Plaintiff’s nine-year-old daughter, N.K., was injured when N.K.'s sandals, popularly known as CROCS, were caught in an escalator, causing N.K. to sustain injuries. Plaintiff invoked diversity jurisdiction and brought suit against Crocs, Inc. (Defendant) in the United States District Court for, inter alia, failure to warn and breach of an implied warranty of merchantability. The district court granted summary judgment for Defendant. The First Circuit Court of Appeals affirmed, holding that Plaintiff failed to adduce significantly probative evidence that CROCS present a heightened risk of escalator entrapment sufficient to allow a reasonable jury to find in her favor. View "Geshke v. Crocs, Inc." on Justia Law
Cracchiolo v. E. Fisheries, Inc.

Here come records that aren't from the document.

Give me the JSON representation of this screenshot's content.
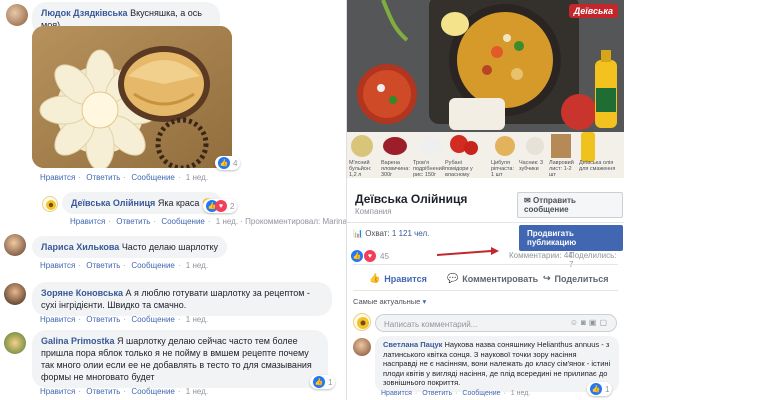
{
  "left_comments": {
    "c1": {
      "author": "Людок Дзядківська",
      "text": "Вкусняшка, а ось моя)",
      "actions": [
        "Нравится",
        "Ответить",
        "Сообщение",
        "1 нед."
      ],
      "reaction_count": "4"
    },
    "reply": {
      "author": "Деївська Олійниця",
      "text": "Яка краса",
      "emoji": "😊",
      "actions": [
        "Нравится",
        "Ответить",
        "Сообщение",
        "1 нед."
      ],
      "prokomment": "· Прокомментировал: Marina Bekovan [?]",
      "reaction_count": "2"
    },
    "c2": {
      "author": "Лариса Хилькова",
      "text": "Часто делаю шарлотку",
      "actions": [
        "Нравится",
        "Ответить",
        "Сообщение",
        "1 нед."
      ]
    },
    "c3": {
      "author": "Зоряне Коновська",
      "text": "А я люблю готувати шарлотку за рецептом - сухі інгрідієнти. Швидко та смачно.",
      "actions": [
        "Нравится",
        "Ответить",
        "Сообщение",
        "1 нед."
      ]
    },
    "c4": {
      "author": "Galina Primostka",
      "text": "Я шарлотку делаю сейчас часто тем более пришла пора яблок только я не пойму в вмшем рецепте почему так много олии если ее не добавлять в тесто то для смазывания формы не многовато будет",
      "actions": [
        "Нравится",
        "Ответить",
        "Сообщение",
        "1 нед."
      ],
      "reaction_count": "1"
    }
  },
  "post": {
    "brand_logo": "Деївська",
    "captions": [
      "М'ясний бульйон: 1,2 л",
      "Варена яловичина: 300г",
      "Бурякова паста: 1 шт",
      "Тров'я подрібнений рис: 150г",
      "Рубані помідори у власному соку: 250г",
      "Цибуля ріпчаста: 1 шт",
      "Часник: 3 зубчики",
      "Лавровий лист: 1-2 шт",
      "Деївська олія для смаження"
    ],
    "page_name": "Деївська Олійниця",
    "page_type": "Компания",
    "send_message": "Отправить сообщение",
    "reach": "Охват:",
    "reach_value": "1 121 чел.",
    "promote": "Продвигать публикацию",
    "reactions_count": "45",
    "comments_count": "Комментарии: 44",
    "shares_count": "Поделились: 7",
    "like_btn": "Нравится",
    "comment_btn": "Комментировать",
    "share_btn": "Поделиться",
    "sort_label": "Самые актуальные",
    "comment_placeholder": "Написать комментарий...",
    "reply": {
      "author": "Светлана Пацук",
      "text": "Наукова назва соняшнику Helianthus annuus - з латинського квітка сонця. З наукової точки зору насіння насправді не є насінням, вони належать до класу сім'янок - істині плоди квітів у вигляді насіння, де плід всередині не прилипає до зовнішнього покриття.",
      "actions": [
        "Нравится",
        "Ответить",
        "Сообщение",
        "1 нед."
      ],
      "reaction_count": "1"
    }
  },
  "colors": {
    "link": "#385898",
    "action": "#4267b2",
    "arrow": "#c0282d"
  }
}
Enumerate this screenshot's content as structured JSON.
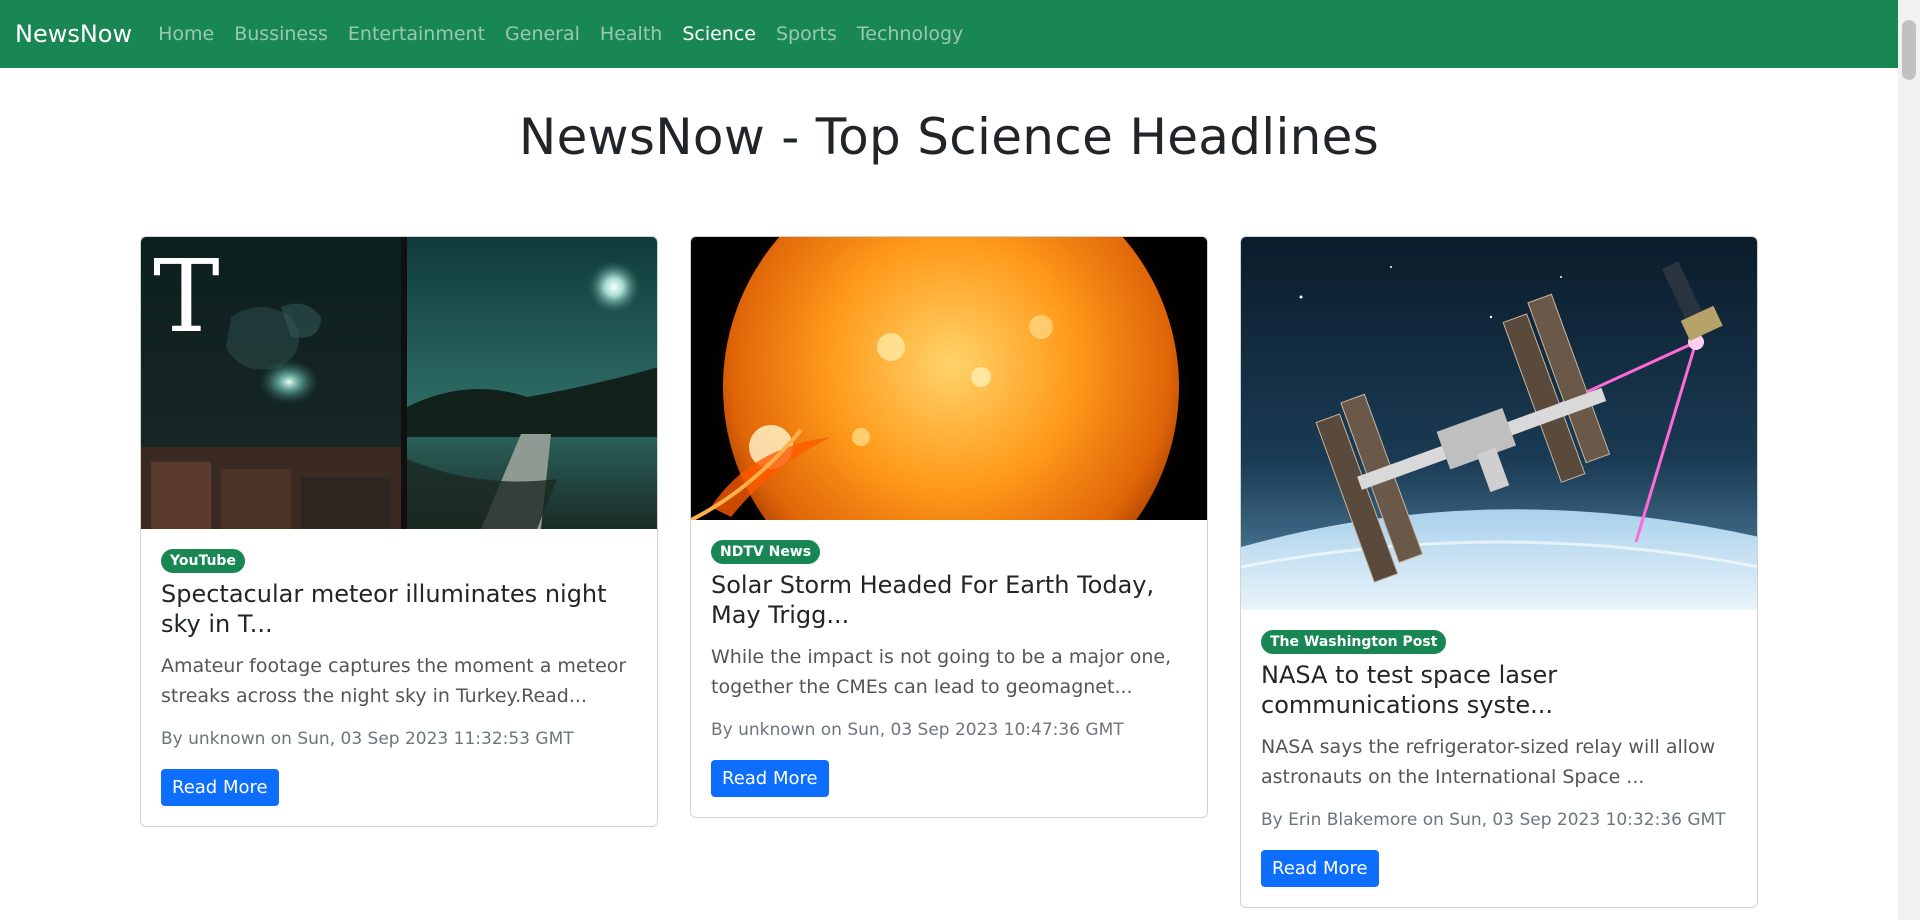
{
  "nav": {
    "brand": "NewsNow",
    "links": [
      "Home",
      "Bussiness",
      "Entertainment",
      "General",
      "Health",
      "Science",
      "Sports",
      "Technology"
    ],
    "active": "Science",
    "color": "#198754"
  },
  "page": {
    "title": "NewsNow - Top Science Headlines"
  },
  "articles": [
    {
      "source": "YouTube",
      "title": "Spectacular meteor illuminates night sky in T...",
      "description": "Amateur footage captures the moment a meteor streaks across the night sky in Turkey.Read...",
      "meta": "By unknown on Sun, 03 Sep 2023 11:32:53 GMT",
      "button": "Read More",
      "image_logo": "T"
    },
    {
      "source": "NDTV News",
      "title": "Solar Storm Headed For Earth Today, May Trigg...",
      "description": "While the impact is not going to be a major one, together the CMEs can lead to geomagnet...",
      "meta": "By unknown on Sun, 03 Sep 2023 10:47:36 GMT",
      "button": "Read More"
    },
    {
      "source": "The Washington Post",
      "title": "NASA to test space laser communications syste...",
      "description": "NASA says the refrigerator-sized relay will allow astronauts on the International Space ...",
      "meta": "By Erin Blakemore on Sun, 03 Sep 2023 10:32:36 GMT",
      "button": "Read More"
    }
  ]
}
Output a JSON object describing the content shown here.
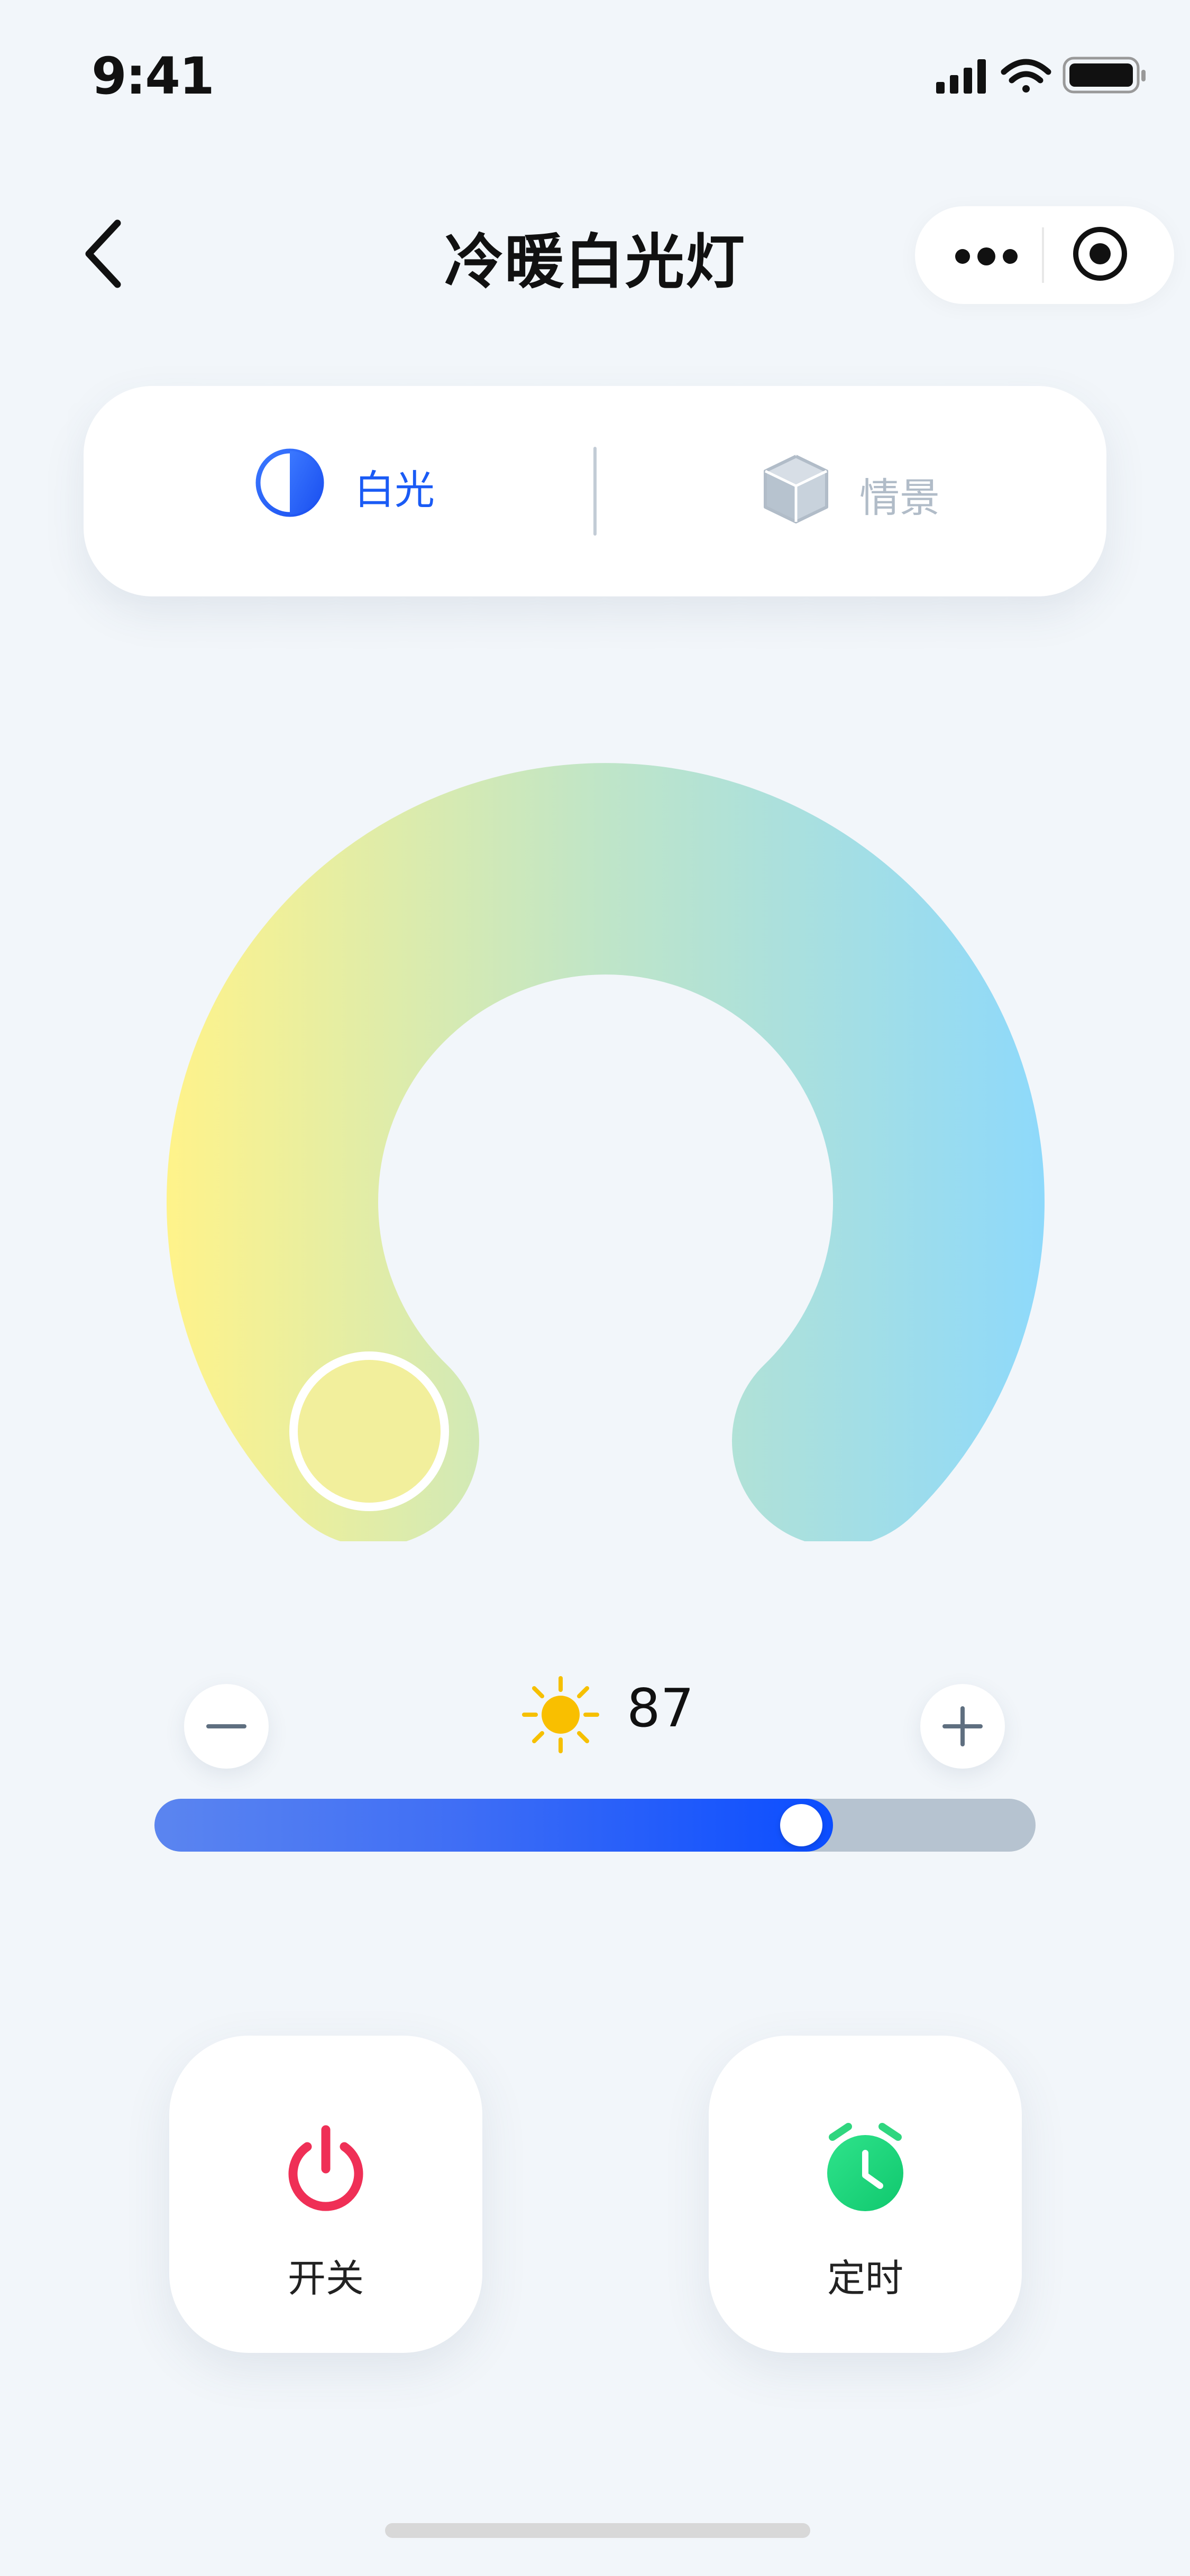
{
  "status_bar": {
    "time": "9:41",
    "icons": [
      "cellular-signal-icon",
      "wifi-icon",
      "battery-icon"
    ]
  },
  "nav": {
    "title": "冷暖白光灯",
    "back_icon": "chevron-left-icon",
    "capsule": {
      "more_icon": "more-dots-icon",
      "close_icon": "target-icon"
    }
  },
  "modes": {
    "white": {
      "label": "白光",
      "icon": "half-circle-icon",
      "active": true
    },
    "scene": {
      "label": "情景",
      "icon": "cube-icon",
      "active": false
    }
  },
  "color_ring": {
    "warm_color": "#fff38a",
    "neutral_color": "#bfe5c8",
    "cool_color": "#8ed9fb",
    "selector_position": 0.0
  },
  "brightness": {
    "value": "87",
    "level_fraction": 0.77,
    "icon": "sun-icon",
    "minus_icon": "minus-icon",
    "plus_icon": "plus-icon"
  },
  "actions": {
    "power": {
      "label": "开关",
      "icon": "power-icon",
      "color": "#ef2f56"
    },
    "timer": {
      "label": "定时",
      "icon": "alarm-clock-icon",
      "color": "#22d27a"
    }
  },
  "colors": {
    "accent": "#1a5bf5",
    "background": "#f2f6fa"
  }
}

Giuseppe Cracchiolo fell and drowned after slipping from a hazardous place on a fishery pier while attempting to return to the commercial fishing boat on which he was working. Giuseppe’s wife Carla sued the owner and the leaseholder of the facility (collectively, Defendants) where the ship was docked for wrongful death based on a negligence theory. The district court granted summary judgment to Defendants, concluding that Defendants owed no duty of care to remedy the hazard under the circumstances. The First Circuit Court of Appeals reversed without deciding the duty of care issue, holding that the issue could not be decided on the undisputed facts in the record, and therefore, Defendants were not entitled to summary judgment, as a matter of law, on the record. Remanded. View "Cracchiolo v. E. Fisheries, Inc." on Justia Law
MacKenzie v. Flagstar Bank, FSB
Plaintiffs, property owners, filed an action against Defendant, a bank, alleging eleven counts of state law violations for Defendant’s decision to deny Plaintiffs’ application for a loan modification under the Home Affordable Modification Program and to foreclose on Plaintiffs’ home. The district court granted Defendant’s motion to dismiss. The First Circuit Court of Appeals affirmed the district court’s dismissal of Plaintiffs’ amended complaint, holding that the district court properly dismissed Plaintiffs’ claims for breach of the implied obligation of good faith and fair dealing, violation of the Massachusetts Consumer Credit Cost Disclosure Act, rescission, negligence, and promissory estoppel. View "MacKenzie v. Flagstar Bank, FSB" on Justia Law
W. Reserve Life Assurance Co. of Ohio v. ADM Assocs., LLC
To shield himself from the adverse effects of losses while speculating in high-risk securities, Joseph Caramdare exploited a perceived loophole in certain annuities issued by Appellant. Charles Buckman accepted a cash payment to identify himself as the annuitant on an application for one of these annuities, and Appellee, a Caramadre nominee and a stranger to Buckman, was designated as the prospective owner and beneficiary of the annuity. Appellant approved the application and issued an annuity (the Policy). Appellant later learned of Caramdre's scheme and sued Appellee in federal court, asserting certain tort claims and seeking rescission of the Policy and a declaration that the Policy was either void ab initio or had been properly rescinded. The court dismissed the claims. On appeal, the First Circuit Court certified to the Rhode Island Supreme Court the following questions of state law: (1) whether an annuity with a death benefit is infirm for want of an insurable interest if the owner and beneficiary of the annuity is a stranger to the annuitant; and (2) whether a clause in an annuity that purports to make the annuity incontestable from the date of its issuance precludes the maintenance of an action based on the lack of an insurable interest. View "W. Reserve Life Assurance Co. of Ohio v. ADM Assocs., LLC" on Justia Law